┌──

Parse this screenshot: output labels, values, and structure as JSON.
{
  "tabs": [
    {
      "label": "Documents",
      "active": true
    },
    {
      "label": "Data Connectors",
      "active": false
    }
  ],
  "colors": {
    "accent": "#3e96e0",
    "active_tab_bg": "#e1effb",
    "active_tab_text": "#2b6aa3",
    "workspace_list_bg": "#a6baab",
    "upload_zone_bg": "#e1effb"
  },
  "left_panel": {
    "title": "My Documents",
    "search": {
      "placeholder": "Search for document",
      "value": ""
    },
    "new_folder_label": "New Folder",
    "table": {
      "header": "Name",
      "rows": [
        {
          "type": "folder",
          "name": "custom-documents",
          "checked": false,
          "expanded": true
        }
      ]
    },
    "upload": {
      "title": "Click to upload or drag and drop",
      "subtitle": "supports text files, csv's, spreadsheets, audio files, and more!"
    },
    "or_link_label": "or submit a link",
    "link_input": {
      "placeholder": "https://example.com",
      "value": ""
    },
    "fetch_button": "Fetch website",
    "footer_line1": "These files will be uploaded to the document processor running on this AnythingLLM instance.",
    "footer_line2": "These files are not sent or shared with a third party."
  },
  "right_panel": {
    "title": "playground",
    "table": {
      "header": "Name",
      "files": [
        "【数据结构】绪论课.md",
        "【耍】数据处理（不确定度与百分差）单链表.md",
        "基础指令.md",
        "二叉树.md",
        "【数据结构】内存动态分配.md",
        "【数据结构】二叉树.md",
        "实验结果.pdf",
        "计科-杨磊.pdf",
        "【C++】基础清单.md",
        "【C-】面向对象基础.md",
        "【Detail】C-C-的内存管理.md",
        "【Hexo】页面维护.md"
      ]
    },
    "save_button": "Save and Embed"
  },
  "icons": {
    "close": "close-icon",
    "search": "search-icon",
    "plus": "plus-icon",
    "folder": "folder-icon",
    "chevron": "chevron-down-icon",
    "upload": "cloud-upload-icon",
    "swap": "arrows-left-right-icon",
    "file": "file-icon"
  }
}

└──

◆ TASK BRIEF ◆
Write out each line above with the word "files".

◆ RESULT OF THE TASK ◆
      "subtitle": "supports text files, csv's, spreadsheets, audio files, and more!"
    "footer_line1": "These files will be uploaded to the document processor running on this AnythingLLM instance.",
    "footer_line2": "These files are not sent or shared with a third party."
      "files": [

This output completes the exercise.